It’s finally spring and I know my horses, for one, are happy. I’m tapering off their winter supply of hay as well as the senior feed as they graze the growing green grass. We know that all horses love spring grass, but unfortunately, it can also be harmful in some cases. Let’s dive into a few spring grazing guidelines. 

Spring Grazing Guidelines

Spring Grass Facts

Remember that thing called photosynthesis that we learned about in middle school science class? It’s the process where plants make sugar—also known as nonstructural carbohydrates, or NSCs—using sunlight, water, and nutrients from the soil. This means that sugar is plentiful in grass, but certain types of grasses store more sugar than others. 

Aside from being higher in sugar, lush spring grass is also higher in moisture content (75-85%), and it is about 50% higher in energy and protein when compared to later growth in the season.

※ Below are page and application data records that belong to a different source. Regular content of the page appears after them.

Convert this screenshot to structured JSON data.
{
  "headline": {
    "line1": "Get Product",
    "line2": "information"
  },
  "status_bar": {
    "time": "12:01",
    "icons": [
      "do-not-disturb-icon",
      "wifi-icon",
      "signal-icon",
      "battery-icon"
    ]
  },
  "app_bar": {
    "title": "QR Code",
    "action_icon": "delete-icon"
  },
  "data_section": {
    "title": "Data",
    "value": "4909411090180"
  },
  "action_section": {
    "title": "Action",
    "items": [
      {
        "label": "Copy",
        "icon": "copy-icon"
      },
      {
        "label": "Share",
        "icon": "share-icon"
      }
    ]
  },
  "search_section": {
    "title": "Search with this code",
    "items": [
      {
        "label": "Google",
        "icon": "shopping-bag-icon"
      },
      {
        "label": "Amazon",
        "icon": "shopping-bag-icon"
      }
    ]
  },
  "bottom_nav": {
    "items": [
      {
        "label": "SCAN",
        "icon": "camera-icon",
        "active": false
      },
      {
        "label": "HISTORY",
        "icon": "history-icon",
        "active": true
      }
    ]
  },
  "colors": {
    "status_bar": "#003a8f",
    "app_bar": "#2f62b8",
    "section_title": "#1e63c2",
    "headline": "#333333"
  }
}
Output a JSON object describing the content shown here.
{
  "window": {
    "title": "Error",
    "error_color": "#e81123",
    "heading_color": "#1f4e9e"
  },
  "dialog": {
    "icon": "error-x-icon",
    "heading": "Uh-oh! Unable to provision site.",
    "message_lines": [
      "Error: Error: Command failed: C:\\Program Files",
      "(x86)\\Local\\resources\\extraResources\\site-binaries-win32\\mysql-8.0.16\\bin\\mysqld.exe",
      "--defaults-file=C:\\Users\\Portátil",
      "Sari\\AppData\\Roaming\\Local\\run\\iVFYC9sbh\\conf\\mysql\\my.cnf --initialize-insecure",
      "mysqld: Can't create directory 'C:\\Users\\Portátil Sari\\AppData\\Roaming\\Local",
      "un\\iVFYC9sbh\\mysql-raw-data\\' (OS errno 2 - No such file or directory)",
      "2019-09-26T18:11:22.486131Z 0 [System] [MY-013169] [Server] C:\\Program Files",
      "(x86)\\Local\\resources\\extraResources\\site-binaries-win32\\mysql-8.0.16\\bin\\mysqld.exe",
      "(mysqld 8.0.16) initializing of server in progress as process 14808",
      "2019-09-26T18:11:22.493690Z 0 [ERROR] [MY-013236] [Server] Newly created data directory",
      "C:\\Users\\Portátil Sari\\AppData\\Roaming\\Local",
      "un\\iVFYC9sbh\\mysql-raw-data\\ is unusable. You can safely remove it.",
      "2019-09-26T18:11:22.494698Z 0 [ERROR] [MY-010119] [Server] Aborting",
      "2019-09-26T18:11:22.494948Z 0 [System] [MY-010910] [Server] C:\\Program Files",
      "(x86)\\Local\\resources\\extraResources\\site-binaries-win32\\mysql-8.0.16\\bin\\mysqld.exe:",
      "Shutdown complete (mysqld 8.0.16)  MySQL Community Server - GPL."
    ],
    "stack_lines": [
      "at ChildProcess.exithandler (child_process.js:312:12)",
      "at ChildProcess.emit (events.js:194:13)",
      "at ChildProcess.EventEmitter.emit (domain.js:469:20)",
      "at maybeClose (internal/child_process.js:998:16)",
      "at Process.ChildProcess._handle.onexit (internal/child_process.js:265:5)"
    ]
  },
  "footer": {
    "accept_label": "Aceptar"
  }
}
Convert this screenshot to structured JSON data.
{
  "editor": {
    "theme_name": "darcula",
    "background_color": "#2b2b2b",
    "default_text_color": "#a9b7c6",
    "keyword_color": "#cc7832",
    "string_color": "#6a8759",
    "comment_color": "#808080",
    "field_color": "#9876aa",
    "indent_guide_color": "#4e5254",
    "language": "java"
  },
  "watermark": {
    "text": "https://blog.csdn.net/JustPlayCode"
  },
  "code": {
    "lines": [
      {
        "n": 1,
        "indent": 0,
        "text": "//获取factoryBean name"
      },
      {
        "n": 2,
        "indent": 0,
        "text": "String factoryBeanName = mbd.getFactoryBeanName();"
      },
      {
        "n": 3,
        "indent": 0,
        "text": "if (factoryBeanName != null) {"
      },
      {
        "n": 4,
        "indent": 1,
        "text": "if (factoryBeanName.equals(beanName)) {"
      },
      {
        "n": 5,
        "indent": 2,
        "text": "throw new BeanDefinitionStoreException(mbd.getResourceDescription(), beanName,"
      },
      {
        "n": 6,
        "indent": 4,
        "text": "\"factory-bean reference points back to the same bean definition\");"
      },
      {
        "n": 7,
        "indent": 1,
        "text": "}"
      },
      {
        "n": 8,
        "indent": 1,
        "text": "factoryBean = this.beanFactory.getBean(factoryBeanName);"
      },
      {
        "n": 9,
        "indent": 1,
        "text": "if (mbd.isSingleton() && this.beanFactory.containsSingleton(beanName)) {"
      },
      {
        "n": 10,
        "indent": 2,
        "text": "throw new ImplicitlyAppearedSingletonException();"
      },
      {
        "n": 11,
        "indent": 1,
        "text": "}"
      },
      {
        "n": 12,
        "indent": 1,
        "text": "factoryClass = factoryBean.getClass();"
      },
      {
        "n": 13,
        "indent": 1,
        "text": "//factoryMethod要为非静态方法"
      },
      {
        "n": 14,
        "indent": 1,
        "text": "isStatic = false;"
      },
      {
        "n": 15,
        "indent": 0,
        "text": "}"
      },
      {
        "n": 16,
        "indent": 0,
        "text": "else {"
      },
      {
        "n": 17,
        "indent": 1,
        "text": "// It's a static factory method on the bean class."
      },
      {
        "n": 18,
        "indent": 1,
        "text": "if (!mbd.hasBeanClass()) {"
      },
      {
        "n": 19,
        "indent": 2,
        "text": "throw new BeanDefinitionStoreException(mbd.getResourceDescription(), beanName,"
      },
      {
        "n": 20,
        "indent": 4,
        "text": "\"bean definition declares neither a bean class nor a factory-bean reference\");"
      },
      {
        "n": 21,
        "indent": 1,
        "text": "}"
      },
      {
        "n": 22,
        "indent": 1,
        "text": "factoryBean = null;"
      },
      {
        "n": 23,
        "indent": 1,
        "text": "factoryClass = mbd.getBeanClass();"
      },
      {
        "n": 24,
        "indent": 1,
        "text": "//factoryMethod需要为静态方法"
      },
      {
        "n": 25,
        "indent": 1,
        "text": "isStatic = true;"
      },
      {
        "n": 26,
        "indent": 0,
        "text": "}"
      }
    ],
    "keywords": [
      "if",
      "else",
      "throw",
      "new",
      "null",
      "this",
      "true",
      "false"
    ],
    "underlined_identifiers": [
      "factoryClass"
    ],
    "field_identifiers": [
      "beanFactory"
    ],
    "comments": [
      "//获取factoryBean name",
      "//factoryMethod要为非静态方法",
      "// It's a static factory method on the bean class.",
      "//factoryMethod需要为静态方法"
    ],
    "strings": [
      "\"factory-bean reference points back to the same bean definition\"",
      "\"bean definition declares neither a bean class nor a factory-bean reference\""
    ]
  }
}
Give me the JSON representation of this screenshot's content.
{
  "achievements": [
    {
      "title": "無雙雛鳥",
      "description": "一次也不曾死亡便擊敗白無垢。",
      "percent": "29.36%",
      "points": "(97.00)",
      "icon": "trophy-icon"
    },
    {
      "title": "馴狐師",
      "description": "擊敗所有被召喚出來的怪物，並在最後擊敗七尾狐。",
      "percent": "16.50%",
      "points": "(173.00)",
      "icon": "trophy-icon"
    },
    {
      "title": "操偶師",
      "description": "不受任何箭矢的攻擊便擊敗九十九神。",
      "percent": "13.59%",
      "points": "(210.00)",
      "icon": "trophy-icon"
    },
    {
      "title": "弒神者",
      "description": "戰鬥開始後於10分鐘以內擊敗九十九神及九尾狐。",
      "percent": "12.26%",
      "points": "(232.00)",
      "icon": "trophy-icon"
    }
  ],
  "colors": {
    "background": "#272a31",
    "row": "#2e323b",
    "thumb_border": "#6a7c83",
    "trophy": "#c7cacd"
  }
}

It’s important to note that drought and soil nutrient deficiencies can stress grass, causing it to store more sugar than usual. Likewise, when the nighttime temperature falls below 40 degrees F, the grass will retain high levels of NSCs throughout the day.

Precautions with Metabolic Horses

High NSC levels can spell trouble for horses with metabolic problems such as insulin resistance or Cushing’s disease. Therefore, these horses may need to be kept off of spring pastures for the most part or wear a grazing muzzle when they do graze. However, about 12 weeks into spring, the NSC levels in grass tend to decrease, making it safer for some of these horses to graze. 

Spring Grazing Guidelines

Other Cautions with Spring Grass

Horses without metabolic problems that are kept on pasture year-round usually don’t have too much trouble adjusting to new spring grass. However, those that have been kept in a dry lot or mostly stalled for the winter may experience problems if you turn them out onto lush, green pasture without letting them acclimate to it slowly.

If horses are moved to spring grass too quickly, they may experience the following problems:

  • Overeating, which can lead to obesity
  • Diarrhea due to the high moisture content
  • Colic due to rapid changes in the gut microbial population
  • Laminitis  

As with making any type of feed change with horses, it’s important to transition to spring grass slowly. Continue to feed hay in the meantime as they make the switch. 

Spring Grazing Guidelines

Love this blog post? We think you will enjoy How to Use a Grazing Muzzle by Casie Bazay or Dealing With Spring Showers by Emily Fought.

Casie Bazay

Casie Bazay is a freelance and young adult writer, as well as an owner/barefoot trimmer and certified equine acupressure practitioner. She hosts the blog, The Naturally Healthy Horse, where she regularly shares information on barefoot, equine nutrition, and holistic horse health. Once an avid barrel racer, Casie now enjoys just giving back to the horses who have given her so much. Follow Casie at or on Instagram @casie_bazay and Twitter @CasieBazay.

April 7, 2023